▶ [Problem requirements]
Among the entries below, find the lines holding "Random" and copy them.

▶ [Data items]
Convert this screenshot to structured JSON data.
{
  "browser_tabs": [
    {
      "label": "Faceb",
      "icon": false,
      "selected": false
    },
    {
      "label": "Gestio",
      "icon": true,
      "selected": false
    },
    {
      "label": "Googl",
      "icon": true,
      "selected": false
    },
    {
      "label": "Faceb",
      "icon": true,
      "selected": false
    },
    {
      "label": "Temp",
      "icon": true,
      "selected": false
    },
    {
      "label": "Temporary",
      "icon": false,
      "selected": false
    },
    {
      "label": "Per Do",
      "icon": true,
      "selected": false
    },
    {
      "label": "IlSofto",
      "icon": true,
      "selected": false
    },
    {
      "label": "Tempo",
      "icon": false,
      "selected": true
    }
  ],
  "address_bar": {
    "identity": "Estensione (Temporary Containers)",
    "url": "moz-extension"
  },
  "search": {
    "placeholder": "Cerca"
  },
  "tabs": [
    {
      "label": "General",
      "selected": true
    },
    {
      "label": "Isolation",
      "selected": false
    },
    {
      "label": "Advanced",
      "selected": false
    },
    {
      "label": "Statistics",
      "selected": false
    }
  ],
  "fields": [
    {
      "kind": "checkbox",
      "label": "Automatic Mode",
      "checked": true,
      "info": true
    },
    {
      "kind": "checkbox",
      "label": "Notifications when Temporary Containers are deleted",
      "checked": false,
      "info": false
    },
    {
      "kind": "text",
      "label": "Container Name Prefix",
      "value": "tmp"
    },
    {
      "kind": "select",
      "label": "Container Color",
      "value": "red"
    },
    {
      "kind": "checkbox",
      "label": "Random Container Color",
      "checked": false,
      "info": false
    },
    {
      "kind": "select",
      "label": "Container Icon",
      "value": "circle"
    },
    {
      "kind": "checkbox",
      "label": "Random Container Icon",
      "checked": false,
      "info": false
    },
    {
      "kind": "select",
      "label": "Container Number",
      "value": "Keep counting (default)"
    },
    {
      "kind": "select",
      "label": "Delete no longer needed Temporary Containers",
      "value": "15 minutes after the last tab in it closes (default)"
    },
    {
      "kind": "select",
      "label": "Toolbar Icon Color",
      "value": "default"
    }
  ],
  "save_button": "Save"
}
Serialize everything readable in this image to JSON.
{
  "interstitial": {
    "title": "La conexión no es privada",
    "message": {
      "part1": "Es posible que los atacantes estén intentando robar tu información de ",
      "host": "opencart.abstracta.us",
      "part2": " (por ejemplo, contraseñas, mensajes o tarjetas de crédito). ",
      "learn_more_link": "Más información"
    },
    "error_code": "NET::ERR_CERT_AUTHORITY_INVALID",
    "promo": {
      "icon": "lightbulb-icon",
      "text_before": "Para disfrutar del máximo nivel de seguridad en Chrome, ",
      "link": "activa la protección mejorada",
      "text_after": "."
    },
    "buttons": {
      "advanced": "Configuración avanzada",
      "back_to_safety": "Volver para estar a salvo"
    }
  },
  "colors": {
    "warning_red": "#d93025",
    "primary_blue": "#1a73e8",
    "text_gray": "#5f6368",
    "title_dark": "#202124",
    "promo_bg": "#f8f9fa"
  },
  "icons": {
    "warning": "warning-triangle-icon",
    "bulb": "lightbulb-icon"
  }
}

▶ [Result of the exercise]
      "label": "Random Container Color",
      "label": "Random Container Icon",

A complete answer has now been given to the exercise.